TRY IT: Report all lines in the records that hold the string "this".

+++ INFORMATION PROVIDED

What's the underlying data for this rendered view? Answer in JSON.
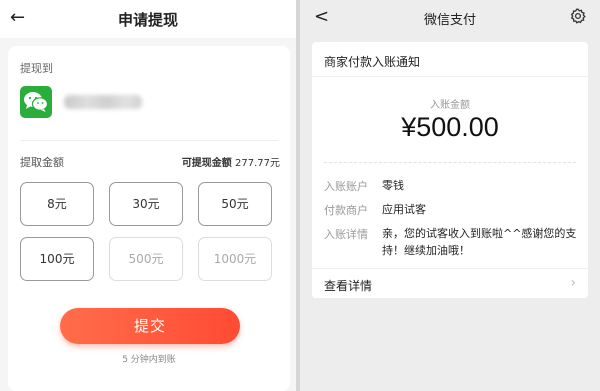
{
  "left": {
    "header": {
      "back_glyph": "←",
      "title": "申请提现"
    },
    "withdraw_to_label": "提现到",
    "account_icon": "wechat-logo",
    "amount_label": "提取金额",
    "available_label": "可提现金额",
    "available_value": "277.77元",
    "amounts": [
      {
        "label": "8元",
        "enabled": true
      },
      {
        "label": "30元",
        "enabled": true
      },
      {
        "label": "50元",
        "enabled": true
      },
      {
        "label": "100元",
        "enabled": true
      },
      {
        "label": "500元",
        "enabled": false
      },
      {
        "label": "1000元",
        "enabled": false
      }
    ],
    "submit_label": "提交",
    "arrival_note": "5 分钟内到账",
    "accent_color": "#ff5a3c"
  },
  "right": {
    "header": {
      "back_glyph": "<",
      "title": "微信支付",
      "settings_icon": "gear-icon"
    },
    "notice_title": "商家付款入账通知",
    "amount_label": "入账金额",
    "amount_value": "¥500.00",
    "rows": [
      {
        "key": "入账账户",
        "value": "零钱"
      },
      {
        "key": "付款商户",
        "value": "应用试客"
      },
      {
        "key": "入账详情",
        "value": "亲，您的试客收入到账啦^^感谢您的支持！继续加油哦！"
      }
    ],
    "detail_link": "查看详情",
    "chevron_glyph": "›"
  }
}
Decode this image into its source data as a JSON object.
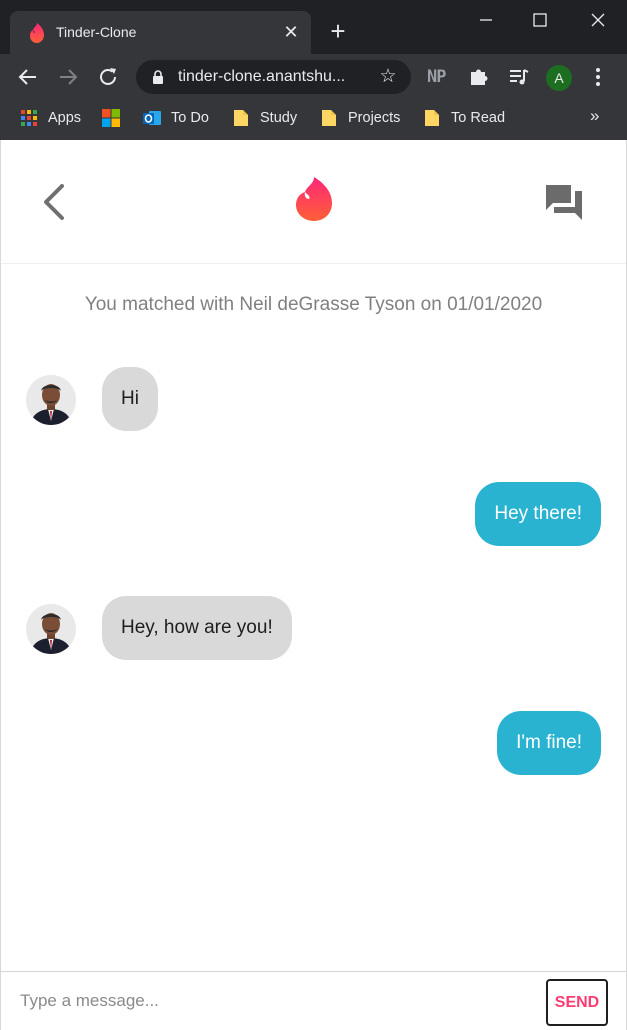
{
  "browser": {
    "tab_title": "Tinder-Clone",
    "url": "tinder-clone.anantshu...",
    "extension_np": "NP",
    "profile_initial": "A",
    "bookmarks": [
      {
        "label": "Apps",
        "icon": "apps-grid-icon"
      },
      {
        "label": "",
        "icon": "microsoft-logo-icon"
      },
      {
        "label": "To Do",
        "icon": "outlook-icon"
      },
      {
        "label": "Study",
        "icon": "folder-icon"
      },
      {
        "label": "Projects",
        "icon": "folder-icon"
      },
      {
        "label": "To Read",
        "icon": "folder-icon"
      }
    ],
    "more_bookmarks": "»"
  },
  "header": {
    "back_icon": "chevron-left-icon",
    "logo_icon": "tinder-flame-icon",
    "chat_icon": "chat-bubbles-icon"
  },
  "chat": {
    "match_text": "You matched with Neil deGrasse Tyson on 01/01/2020",
    "messages": [
      {
        "from": "them",
        "text": "Hi"
      },
      {
        "from": "me",
        "text": "Hey there!"
      },
      {
        "from": "them",
        "text": "Hey, how are you!"
      },
      {
        "from": "me",
        "text": "I'm fine!"
      }
    ]
  },
  "composer": {
    "placeholder": "Type a message...",
    "value": "",
    "send_label": "SEND"
  },
  "colors": {
    "brand": "#fe3c72",
    "bubble_me": "#29b3d1",
    "bubble_them": "#d9d9d9"
  }
}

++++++

ANSWER SECTION:
What's the underlying data for this rendered view? Answer in JSON.
Decode this image into its source data as a JSON object.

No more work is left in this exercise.